    Hmmm, guess the entire House team (old/new) made its appearance in this week’s show…

  5. Erik on April 2nd, 2009 1:06 am

    Philiana: Your appreciation of the episode, particularly the bold stylistic choices made to enhance the theme, is understandable. From my point of view, the problems with the impact of the episode were akin to breaking up with someone who does not possess any noticeable flaws. More simply, “It’s not you, it’s me.” I wasn’t put off by a particular voice-over or new camera angle. It simply was not to my liking as a consumer.

    That being said, I also share your view that Mos Def, as well as many of the technical players behind the scenes, will have this episode submitted for Emmy consideration. On this point, I would argue that the style and scope of the episode was not representative of the show that we see each week. For me, an Emmy ought to be awarded to cast and crew who produce a consistent product, for which their nominated performance/script/episode is the most comprehensive example. That principle is not always followed (see the episodes submitted for actors on ER or Grey’s Anatomy for proof) but it ought to play a role in recognizing TV’s best. Locked In was innovative TV, but it certainly did not demonstrate what House has been during Season Five.

  6. Erik on April 2nd, 2009 2:05 am

    John: Thanks for continuing to share your thoughts each week. I also struggled to determine the purpose of those beach scenes with Lee & House. Their dialogue was eerily close to the exchange between Jodie Foster and David Morse in the movie Contact (1997) when the writers were clearly trying to convey a sense of purpose that was not there. A second viewing of “Locked In” might provide a better understanding for the placement of those scenes, but I do not have that on the top of my to-do list.

  7. Erik on April 2nd, 2009 9:28 pm

    Geebs: You raised several pertinent points.

    First, I am coming around to your point of view that the inconsistent airing of new episodes (whether a result of scheduling nuances or preemptions due to Presidential News Conferences) detracts from the stellar work begin done by the House team. While writing the past three recaps, I have had to refer to notes on previous episodes in order to pinpoint specific plot developments. Perhaps I am suffering from a very early case of Alzheimer’s, but I did not require that level of recall assistance through the first half of the season.

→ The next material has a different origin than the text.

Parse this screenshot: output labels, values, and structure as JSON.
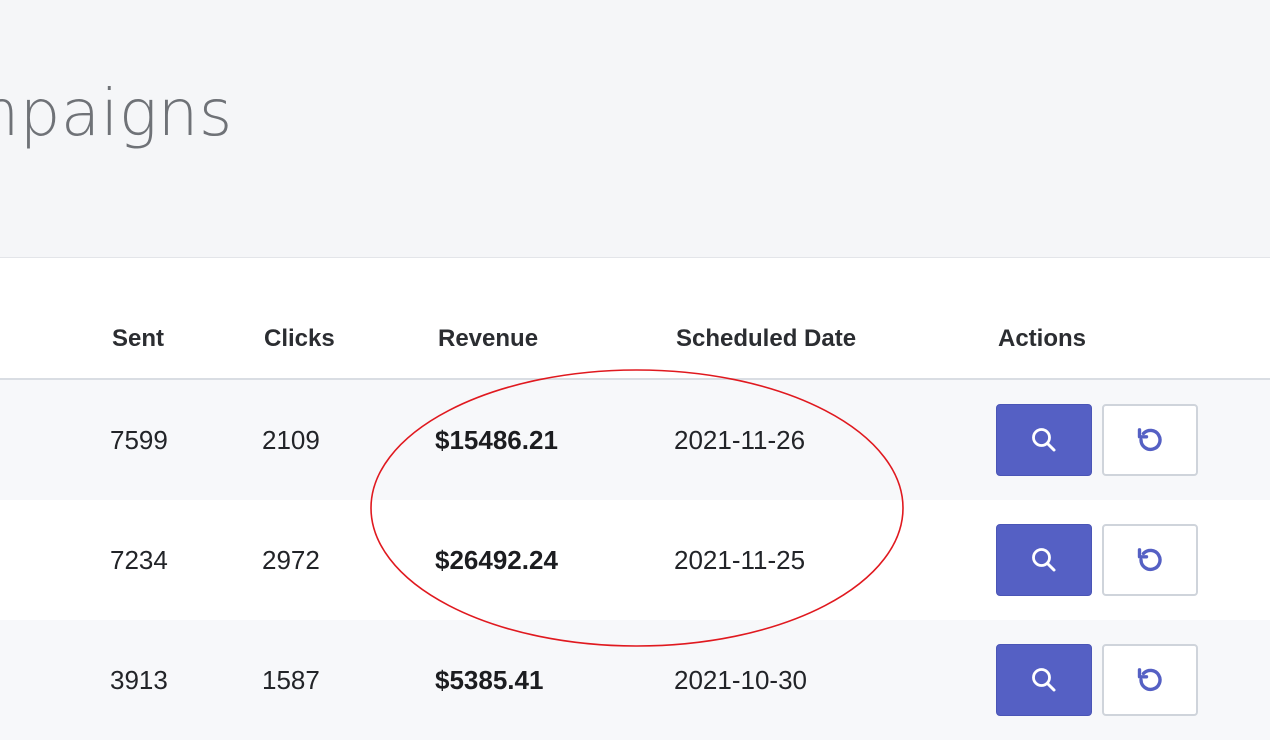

    Second, the mystery of the new psychiatrist, particularly House’s rationale for seeking further assistance, ought to be solved before the season finale. My hope is that your questions about House’s specific behavioral changes will be explained with specificity. Because of your comments, I am always looking for the Vicodine bottle that has gone missing.

    Finally, I do not know where Taub’s story is headed next, but it would be disappointing if the time and effort invested in his recent arc was wasted by resetting him to default mode. Based on the trailer for next week’s episode (which I have read NO spoilers about), I would suspect that the entire Princeton Plainsboro team is about to have their senses shaken.

  8. geebs on April 3rd, 2009 12:15 am

    now, you’d almost got me to watch the trailer, but, I will resist it. Hmmm, that would be interesting to see.
    14, Taub, next up is Kutner.

  9. lynzee on April 7th, 2009 5:37 pm

    I just want to say that I LOVED the episode. House, as wonderful as it is, can be extremely formulated. Those of us who’ve been watching for years know the shake down of things. Its cancer, it’s not cancer, its cancer, its not cancer. We get it.

    I thought this episode was a breath of fresh air. Something new to break up the monotony of the series, and one final artistic statement before we head into the push towards the finale.

    I aplaud shows that try and think outside their own box.

  10. Erik on April 7th, 2009 7:40 pm

    lynzee: Thanks for adding your perspective on “Locked In.” The formula at the heart of most episodes (3 missed diagnoses, then House arrives at the proper course of action while having an unrelated discussion) is closer to Law & Order than the producers would ever want us to think, so I agree that a break from the norm is necessary once in a while. Our differing views on the effectiveness of this episode probably have more to do with my short attention span than a lack of creativity or artistic achievement.